The French, The Midland Hotel, Peter Street, Manchester, M20 2DS – Visit Now
Has The Midland finally made fine dining in Manchester a reality? You’d better speak to newly confirmed Roganite, Kate.
The reopening of The French this spring sent ripples of excitement around the city. A hard-boiled professional food critic I know was in girlish raptures. Another foodie told me the chestnut bread was “bangin’”. By the time I sat down to dinner, my expectations were higher than the cheap seats at Old Trafford. And still chef Simon Rogan and his talented team completely topped them.

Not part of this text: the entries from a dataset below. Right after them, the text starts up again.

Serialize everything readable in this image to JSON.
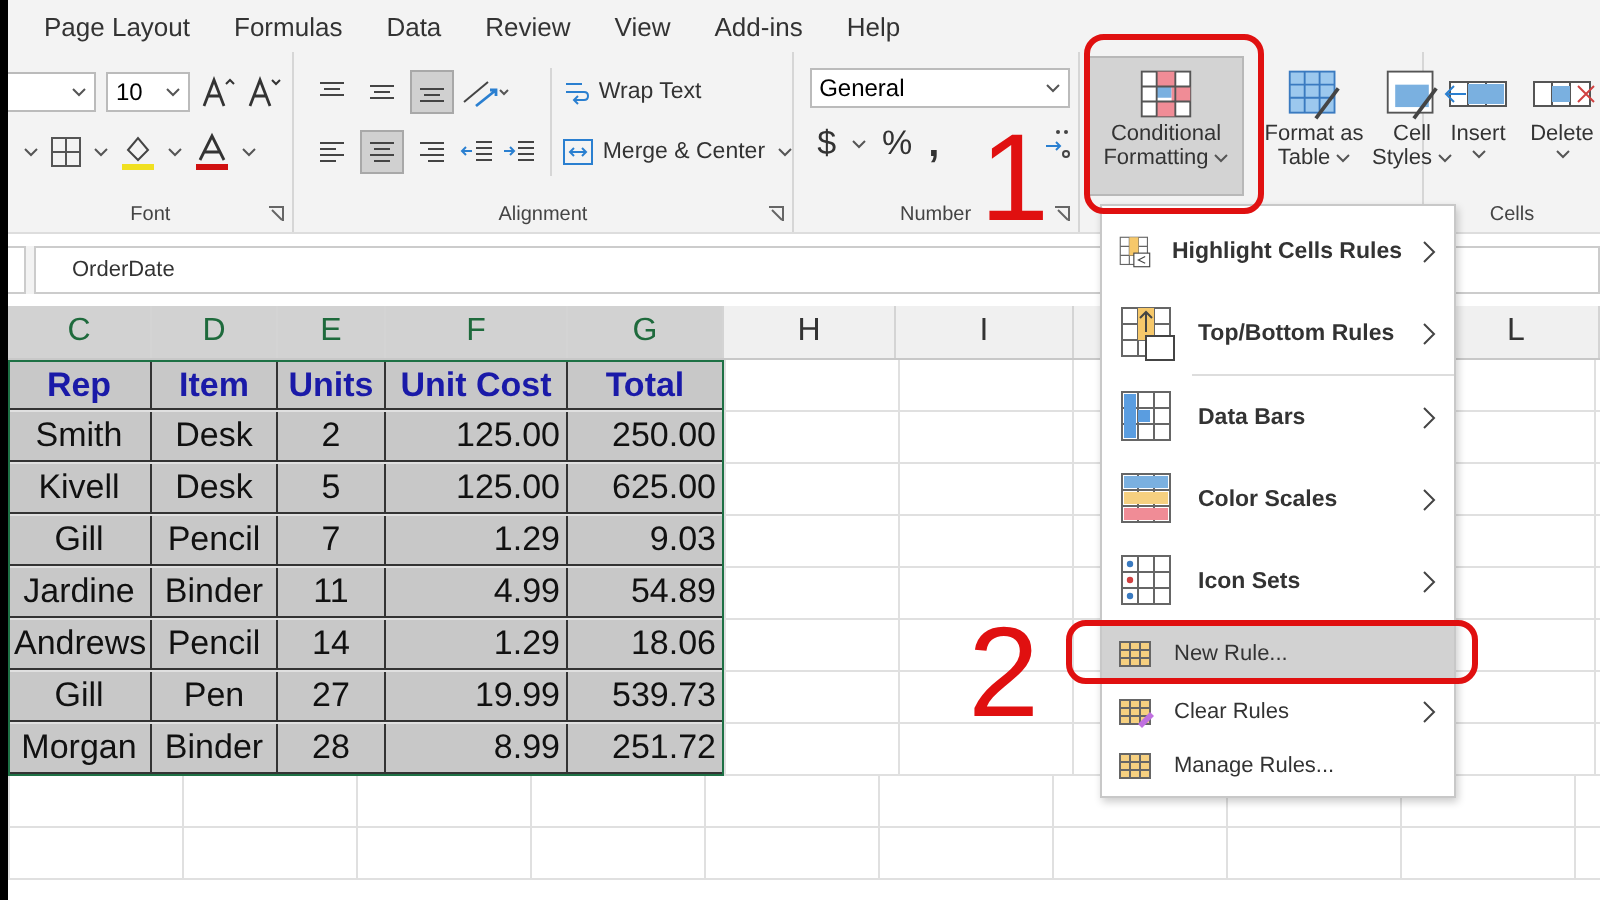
{
  "menu_tabs": [
    "Page Layout",
    "Formulas",
    "Data",
    "Review",
    "View",
    "Add-ins",
    "Help"
  ],
  "ribbon": {
    "font": {
      "size": "10",
      "label": "Font"
    },
    "alignment": {
      "vertical": [
        {
          "kind": "top",
          "selected": false
        },
        {
          "kind": "middle",
          "selected": false
        },
        {
          "kind": "bottom",
          "selected": true
        }
      ],
      "horizontal": [
        {
          "kind": "left",
          "selected": false
        },
        {
          "kind": "center",
          "selected": true
        },
        {
          "kind": "right",
          "selected": false
        }
      ],
      "wrap_text": "Wrap Text",
      "merge_center": "Merge & Center",
      "label": "Alignment"
    },
    "number": {
      "format": "General",
      "symbols": [
        "$",
        "%",
        ","
      ],
      "label": "Number"
    },
    "styles": [
      {
        "lines": [
          "Conditional",
          "Formatting"
        ],
        "selected": true
      },
      {
        "lines": [
          "Format as",
          "Table"
        ],
        "selected": false
      },
      {
        "lines": [
          "Cell",
          "Styles"
        ],
        "selected": false
      }
    ],
    "cells": {
      "buttons": [
        "Insert",
        "Delete"
      ],
      "label": "Cells"
    }
  },
  "formula_bar": {
    "value": "OrderDate"
  },
  "sheet": {
    "columns": [
      {
        "letter": "C",
        "selected": true
      },
      {
        "letter": "D",
        "selected": true
      },
      {
        "letter": "E",
        "selected": true
      },
      {
        "letter": "F",
        "selected": true
      },
      {
        "letter": "G",
        "selected": true
      },
      {
        "letter": "H",
        "selected": false
      },
      {
        "letter": "I",
        "selected": false
      },
      {
        "letter": "L",
        "selected": false
      }
    ],
    "header_row": [
      "Rep",
      "Item",
      "Units",
      "Unit Cost",
      "Total"
    ],
    "rows": [
      [
        "Smith",
        "Desk",
        "2",
        "125.00",
        "250.00"
      ],
      [
        "Kivell",
        "Desk",
        "5",
        "125.00",
        "625.00"
      ],
      [
        "Gill",
        "Pencil",
        "7",
        "1.29",
        "9.03"
      ],
      [
        "Jardine",
        "Binder",
        "11",
        "4.99",
        "54.89"
      ],
      [
        "Andrews",
        "Pencil",
        "14",
        "1.29",
        "18.06"
      ],
      [
        "Gill",
        "Pen",
        "27",
        "19.99",
        "539.73"
      ],
      [
        "Morgan",
        "Binder",
        "28",
        "8.99",
        "251.72"
      ]
    ]
  },
  "menu": {
    "items": [
      {
        "label": "Highlight Cells Rules",
        "kind": "highlight",
        "submenu": true,
        "selected": false
      },
      {
        "label": "Top/Bottom Rules",
        "kind": "topbottom",
        "submenu": true,
        "selected": false
      },
      {
        "label": "Data Bars",
        "kind": "databars",
        "submenu": true,
        "selected": false
      },
      {
        "label": "Color Scales",
        "kind": "colorscales",
        "submenu": true,
        "selected": false
      },
      {
        "label": "Icon Sets",
        "kind": "iconsets",
        "submenu": true,
        "selected": false
      },
      {
        "label": "New Rule...",
        "kind": "newrule",
        "submenu": false,
        "selected": true
      },
      {
        "label": "Clear Rules",
        "kind": "clearrules",
        "submenu": true,
        "selected": false
      },
      {
        "label": "Manage Rules...",
        "kind": "managerules",
        "submenu": false,
        "selected": false
      }
    ]
  },
  "annotations": [
    "1",
    "2"
  ]
}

Rogan has built up a devoted following at the Michelin-starred L’Enclume in Cartmel, where he’s put a British spin on the fiercely local hunter-gatherer cuisine practised by chefs such as René Redzepi at Noma in Copenhagen. In The Midland Hotel he’s got a perfectly central city location. The oval room has been reinvented with warm green walls, light wood table tops and woven placemats, the only glitz provided by two striking chandeliers. The overall effect is like green buds opening on a long-dormant tree. Very fitting for a meal that was close as you can get to eating springtime in England.
The French’s six-course tasting menu is an evening of food so interesting, so thoughtful and ultimately so satisfying that eating it probably raises your IQ and boosts your standard of living. Even after six courses, three amuse-bouches, bread, wine, coffee and chocolates, you don’t feel like you’ve overindulged, because the food is clean and wholesome. Rogan has sourced the best native produce, cooked each ingredient in a way that individually brings out its essence, and then masterfully combined them to create a surprising and inventive interplay of tastes and textures. Some of the produce is really local: a kitchen garden has been installed on the roof.
For as long as I’ve been here we haven’t had fine dining that could stand up to London. Now we do.
The standout was sole bathed in a rich onion broth with truffles, crisp brown little onion rings and delicate wild garlic, sweet and light and umami all at once. Or maybe it was briny crabmeat with crunchy sheets of chicken skin and caramelised cabbage in a pool of horseradish cream. But I’d hate to imply I found anything lacking in the pillowy hake with toasted buckwheat and pea shoots, or the wizardry of ox with coal oil; ruby morsels of raw beef bearing the smoky kiss of an imaginary grill. And that chestnut bread – chewy crust, nutty bittersweet insides – was completely bangin’.
My friend had the vegetarian tasting menu and it was a pleasure to see each dish put before her had been given just as much thought as mine, if not more. This is a kitchen that profoundly understands vegetables. Light-as-air truffle dumplings, complex vegetal broths, and salads of virginal freshness proceeded in a dreamlike procession. The few wines we sampled were unusual, favouring off dry whites, with a complex Saint-Émilion the notable exception. Service overall was frank, friendly and assured. By the time we had reached the pear poached in its own juices with meadowsweet and the sarsaparilla meringue ice cream sandwich, we were both dedicated Roganites.
Offering three, six and ten-course menus at relatively reasonable prices makes The French unusually accessible for a great restaurant – of course, you have to get a table (try lunch if you can’t wait). Rogan’s second restaurant at The Midland, the larger and more casual Mr. Cooper’s Garden, will open in September. Manchester is much the better for Rogan’s arrival. We have solid mid-rangers, a good mix of ethnic places and marvellous old pubs, but for as long as I’ve been here the city centre hasn’t had a fine dining restaurant that could stand up to anything in London or New York. Now things are different. This is a situation that Mancunians are much more comfortable with, and we can settle into doing what we do best: bragging about our city. Because let me tell you, we unequivocally have something worth bragging about.